If you ride consistently, chances are, eventually you will suffer some kind of setback. Maybe an injury forces you off the bike for an extended period, maybe outside life/family/work stress gets out of control and riding takes a backseat for a time. Whatever it is, you are forced off the bike, fitness has dwindled and now the thought of starting over is overwhelming. You worked so hard to build fitness previously and it feels insurmountable to get back there. How do you find the motivation to start where you are and get back to where you were – and beyond?
First and foremost, let go of previous measurements of success. Be where you are now. The goal is to get stronger and faster and to do that you need to be honest with yourself about where you are right now.

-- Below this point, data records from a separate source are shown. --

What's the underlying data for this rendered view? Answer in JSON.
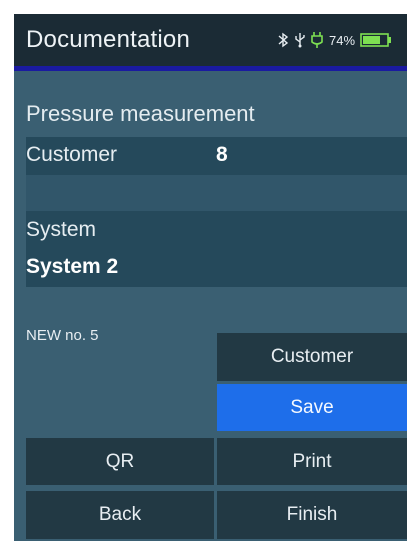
{
  "header": {
    "title": "Documentation",
    "battery_percent": "74%",
    "battery_level": 0.74,
    "icons": [
      "bluetooth-icon",
      "usb-icon",
      "plug-icon",
      "battery-icon"
    ]
  },
  "main": {
    "section_title": "Pressure measurement",
    "customer_label": "Customer",
    "customer_value": "8",
    "system_label": "System",
    "system_value": "System 2",
    "new_no": "NEW no. 5"
  },
  "buttons": {
    "customer": "Customer",
    "save": "Save",
    "qr": "QR",
    "print": "Print",
    "back": "Back",
    "finish": "Finish"
  },
  "colors": {
    "accent": "#1e6eea",
    "background": "#3a5f72",
    "header": "#1b2b35",
    "battery": "#7ee052"
  }
}
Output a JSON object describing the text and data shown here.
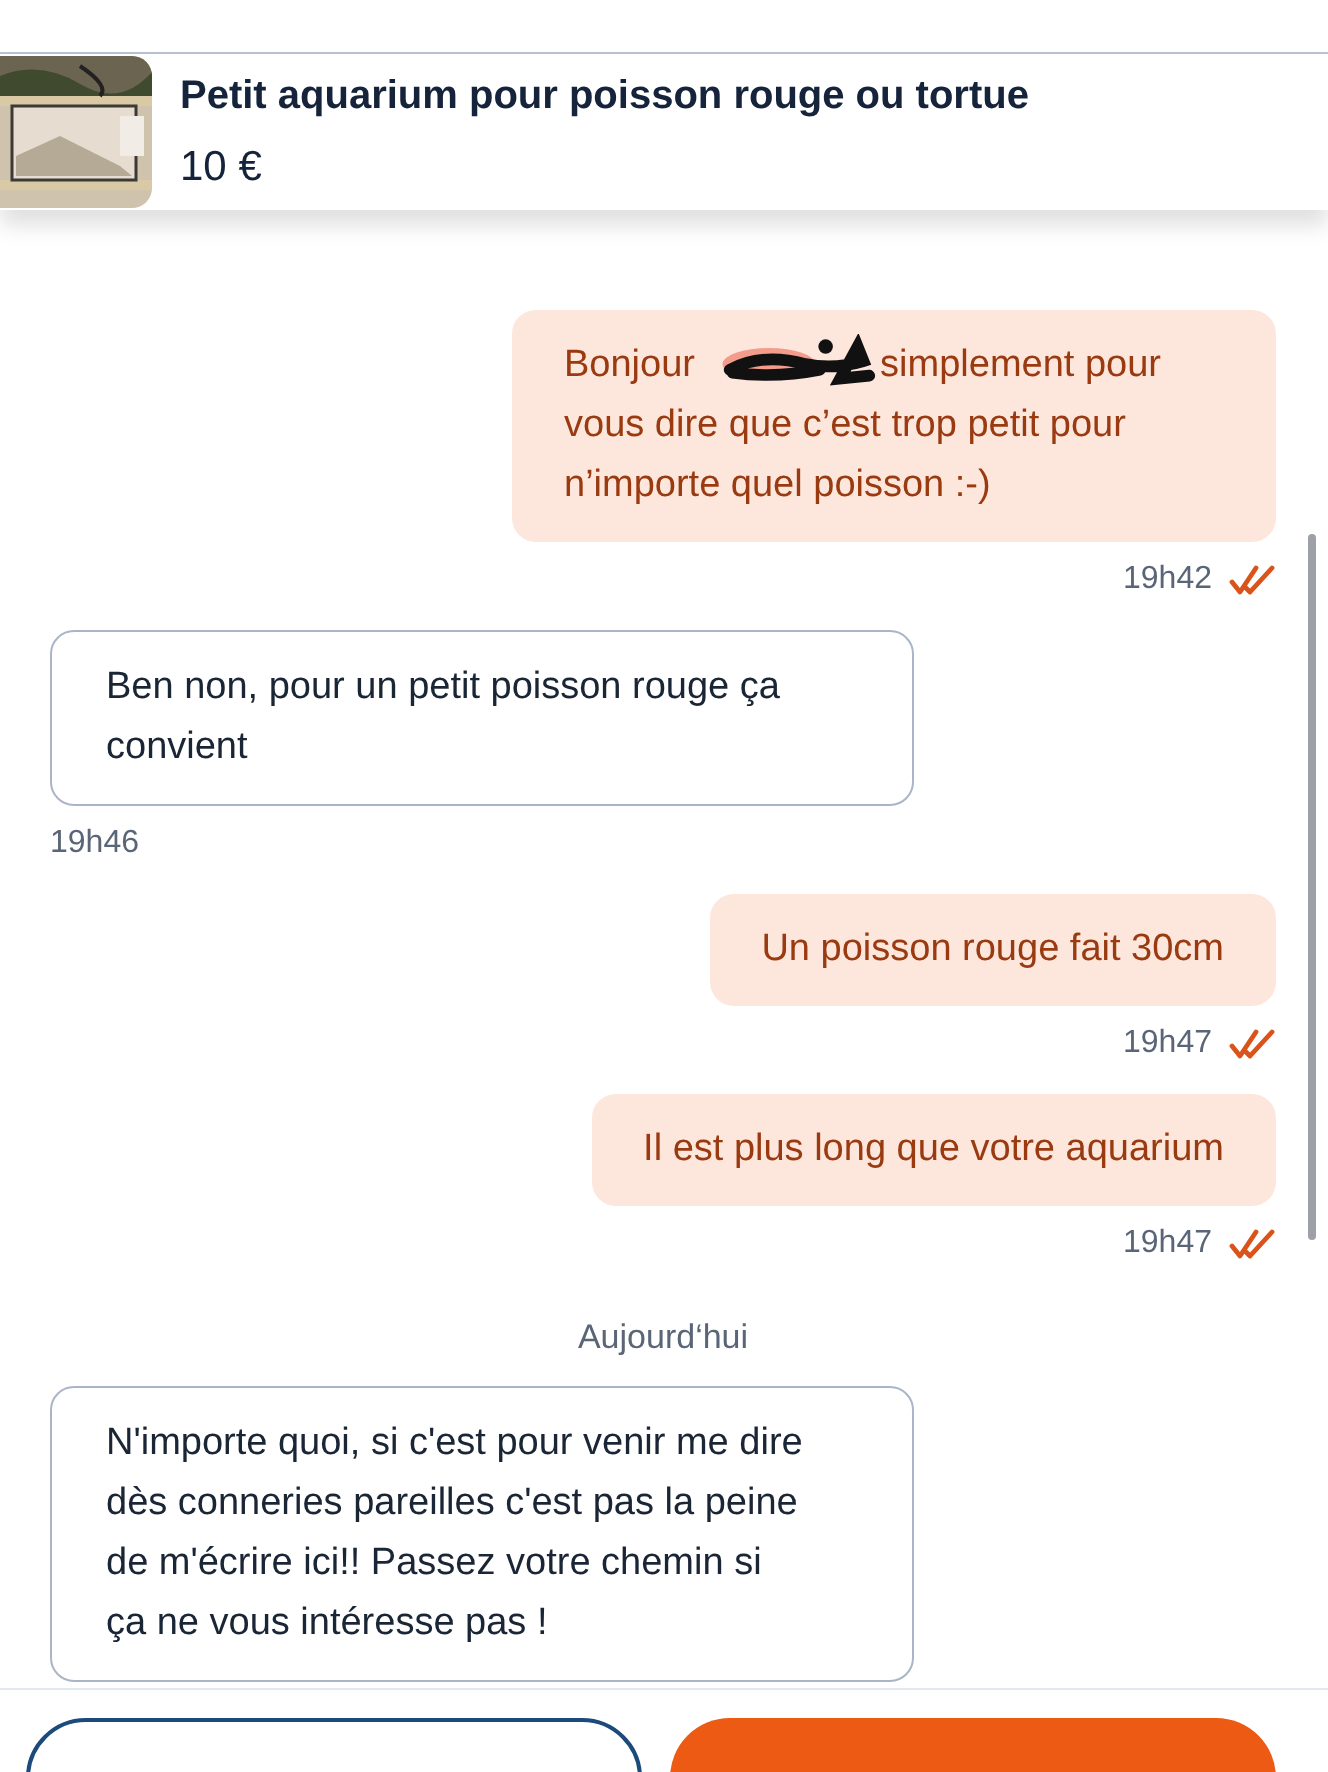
{
  "listing": {
    "title": "Petit aquarium pour poisson rouge ou tortue",
    "price": "10 €"
  },
  "messages": [
    {
      "kind": "gap"
    },
    {
      "kind": "sent",
      "text_before": "Bonjour",
      "redacted": true,
      "text": "simplement pour vous dire que c’est trop petit pour n’importe quel poisson :-)",
      "time": "19h42",
      "read": true
    },
    {
      "kind": "received",
      "text": "Ben non, pour un petit poisson rouge ça convient",
      "time": "19h46"
    },
    {
      "kind": "sent",
      "text": "Un poisson rouge fait 30cm",
      "time": "19h47",
      "read": true
    },
    {
      "kind": "sent",
      "text": "Il est plus long que votre aquarium",
      "time": "19h47",
      "read": true
    },
    {
      "kind": "date",
      "text": "Aujourd‘hui"
    },
    {
      "kind": "received",
      "text": "N'importe quoi, si c'est pour venir me dire dès conneries pareilles c'est pas la peine de m'écrire ici!! Passez votre chemin si ça ne vous intéresse pas !"
    }
  ],
  "actions": [
    {
      "kind": "secondary"
    },
    {
      "kind": "primary"
    }
  ]
}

Instead of stressing about where you were or where you want to get back to, focus your energy on how make progress.
Once you are being honest about your current fitness and have a desire to build on that, start with consistent training. I have a friend who would say, ‘just put on the chammy.’ That’s the main thing, put the chammy on and get out the door. Worry about the rest after that.
If you have not been riding at all or only sporadically, start with two to three days per week. Try to work up to four days of riding per week. That might be all your schedule allows. That’s fine, four days is enough to build fitness. If you have been riding a little more than sporadically, increase to five or six days of regular riding.

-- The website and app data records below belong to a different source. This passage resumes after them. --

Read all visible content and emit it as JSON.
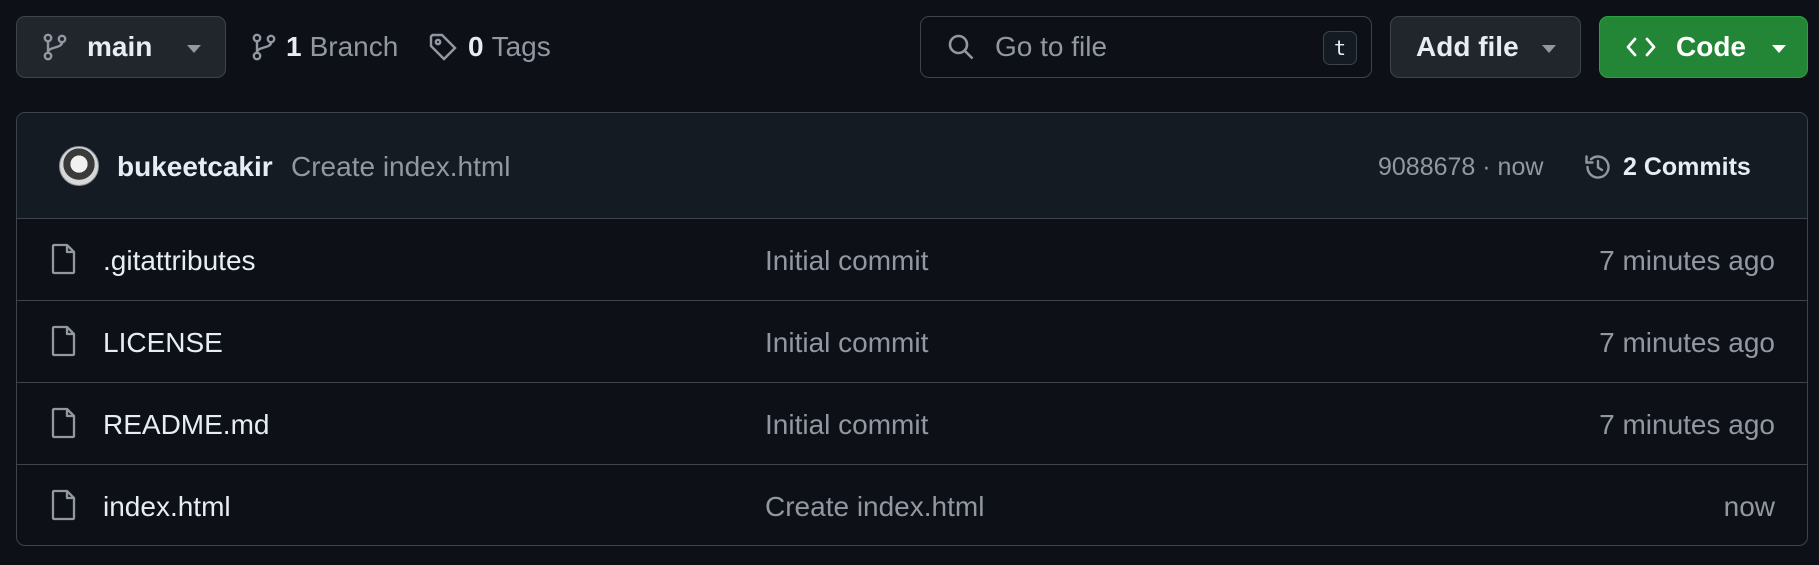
{
  "colors": {
    "background": "#0d1117",
    "code_button": "#238636",
    "muted_text": "#9198a1",
    "border": "#3d444d"
  },
  "toolbar": {
    "branch": {
      "label": "main",
      "icon": "git-branch-icon"
    },
    "branches": {
      "count": "1",
      "label": "Branch",
      "icon": "git-branch-icon"
    },
    "tags": {
      "count": "0",
      "label": "Tags",
      "icon": "tag-icon"
    },
    "search": {
      "placeholder": "Go to file",
      "shortcut": "t",
      "icon": "search-icon"
    },
    "add_file": {
      "label": "Add file"
    },
    "code": {
      "label": "Code",
      "icon": "code-icon"
    }
  },
  "latest_commit": {
    "author": "bukeetcakir",
    "message": "Create index.html",
    "meta": "9088678 · now",
    "commits_label": "2 Commits",
    "commits_icon": "history-icon"
  },
  "files": [
    {
      "name": ".gitattributes",
      "commit": "Initial commit",
      "age": "7 minutes ago"
    },
    {
      "name": "LICENSE",
      "commit": "Initial commit",
      "age": "7 minutes ago"
    },
    {
      "name": "README.md",
      "commit": "Initial commit",
      "age": "7 minutes ago"
    },
    {
      "name": "index.html",
      "commit": "Create index.html",
      "age": "now"
    }
  ]
}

The main tenet here is to ramp slowly and not increase your days, volume, or intensity too quickly. Ramping up too quickly will lead to burnout or injury. If you are not sure how to approach that, a coach can help. If you are short on training time, a coach will also help you make the most efficient use of that time. (See my article on the efficacy of interval training on page 16 in the May issue of Cycling West and here too: https://www.cyclingutah.com/fitness/coaching/six-tips-to-get-started-with-intervals/ ).

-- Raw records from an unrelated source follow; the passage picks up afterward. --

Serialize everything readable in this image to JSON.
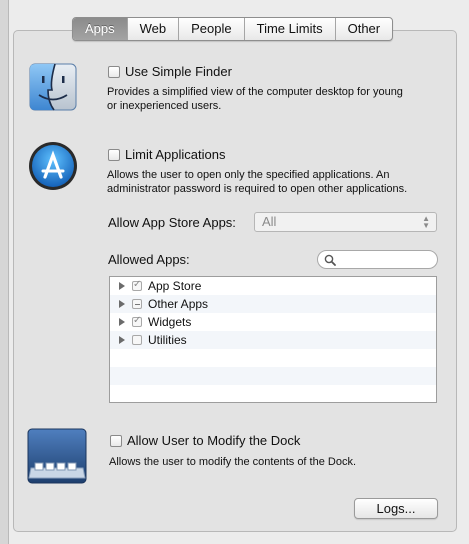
{
  "tabs": [
    {
      "label": "Apps",
      "selected": true
    },
    {
      "label": "Web",
      "selected": false
    },
    {
      "label": "People",
      "selected": false
    },
    {
      "label": "Time Limits",
      "selected": false
    },
    {
      "label": "Other",
      "selected": false
    }
  ],
  "simple_finder": {
    "checkbox_label": "Use Simple Finder",
    "description": "Provides a simplified view of the computer desktop for young or inexperienced users.",
    "icon": "finder-icon",
    "checked": false
  },
  "limit_apps": {
    "checkbox_label": "Limit Applications",
    "description": "Allows the user to open only the specified applications. An administrator password is required to open other applications.",
    "icon": "app-store-icon",
    "checked": false,
    "app_store_label": "Allow App Store Apps:",
    "app_store_value": "All",
    "allowed_label": "Allowed Apps:",
    "search_placeholder": "",
    "items": [
      {
        "label": "App Store",
        "state": "checked"
      },
      {
        "label": "Other Apps",
        "state": "mixed"
      },
      {
        "label": "Widgets",
        "state": "checked"
      },
      {
        "label": "Utilities",
        "state": "unchecked"
      }
    ]
  },
  "dock": {
    "checkbox_label": "Allow User to Modify the Dock",
    "description": "Allows the user to modify the contents of the Dock.",
    "icon": "dock-icon",
    "checked": false
  },
  "logs_button": "Logs...",
  "colors": {
    "selected_tab": "#999999",
    "app_store_blue": "#1f7fd6",
    "dock_blue": "#2f5e9a"
  }
}
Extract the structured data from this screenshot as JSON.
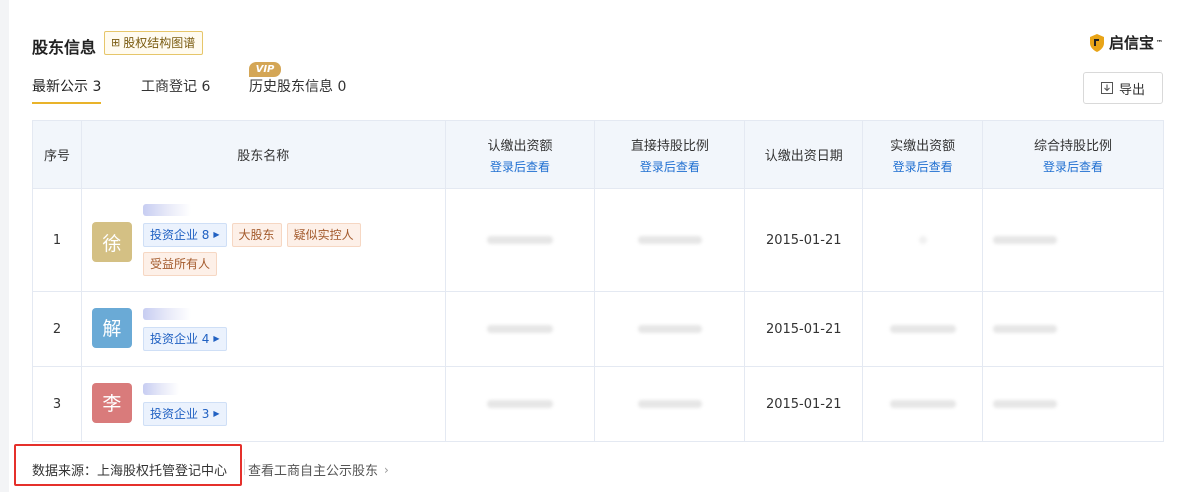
{
  "header": {
    "title": "股东信息",
    "chart_button": "股权结构图谱",
    "brand": "启信宝",
    "brand_tm": "™"
  },
  "tabs": [
    {
      "label": "最新公示 3",
      "active": true
    },
    {
      "label": "工商登记 6",
      "active": false
    },
    {
      "label": "历史股东信息 0",
      "active": false,
      "badge": "VIP"
    }
  ],
  "export_label": "导出",
  "table": {
    "columns": [
      "序号",
      "股东名称",
      "认缴出资额",
      "直接持股比例",
      "认缴出资日期",
      "实缴出资额",
      "综合持股比例"
    ],
    "login_hint": "登录后查看",
    "rows": [
      {
        "index": "1",
        "avatar": "徐",
        "avatar_color": "#d4c084",
        "invest": "投资企业 8",
        "tags": [
          "大股东",
          "疑似实控人",
          "受益所有人"
        ],
        "date": "2015-01-21"
      },
      {
        "index": "2",
        "avatar": "解",
        "avatar_color": "#6aaad6",
        "invest": "投资企业 4",
        "tags": [],
        "date": "2015-01-21"
      },
      {
        "index": "3",
        "avatar": "李",
        "avatar_color": "#d97b7b",
        "invest": "投资企业 3",
        "tags": [],
        "date": "2015-01-21"
      }
    ]
  },
  "footer": {
    "source": "数据来源：上海股权托管登记中心",
    "more_link": "查看工商自主公示股东"
  }
}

If you are training with a power meter, this means no training with a vanity FTP (functional threshold power) or using a previous FTP for your training zones. Do a power test and be honest with the results. If you find accountability difficult in testing yourself, find a coach who can administer a test.
As you start to get back into regular training, remember to celebrate the victories as they come. Maybe you take your second power test and the number has gone up. Celebrate! Maybe the number still isn’t where you want it to be or where it was previously. You put in work and saw improvement, enjoy the moment! Maybe you were only riding once every week or two but you strung a few weeks together with four days of riding. Again, celebrate! Don’t dwell on the disappoints. Cycling training is hard work! So enjoy the successes.
Celebrating the victories along the way will help you shift your focus from the outcome to the process. Try to see the goal not just as an end to reach but the whole journey as part of the goal. We hear it so much it is a cliche, but ‘be present.’ Be in the moment and enjoy the work you put in toward the goal. Let go of the anxiety around where you currently are or are not. View your goals with excitement so you can soak in and enjoy the process of getting there. If you put in smart, consistent work, and make the process effective, the goals will come.
Sarah Kaufmann is the owner of K Cycling Coaching. She is an elite level XC and CX racer based in Salt Lake City, Utah. She can be reached at [email protected] or 413.522.3180.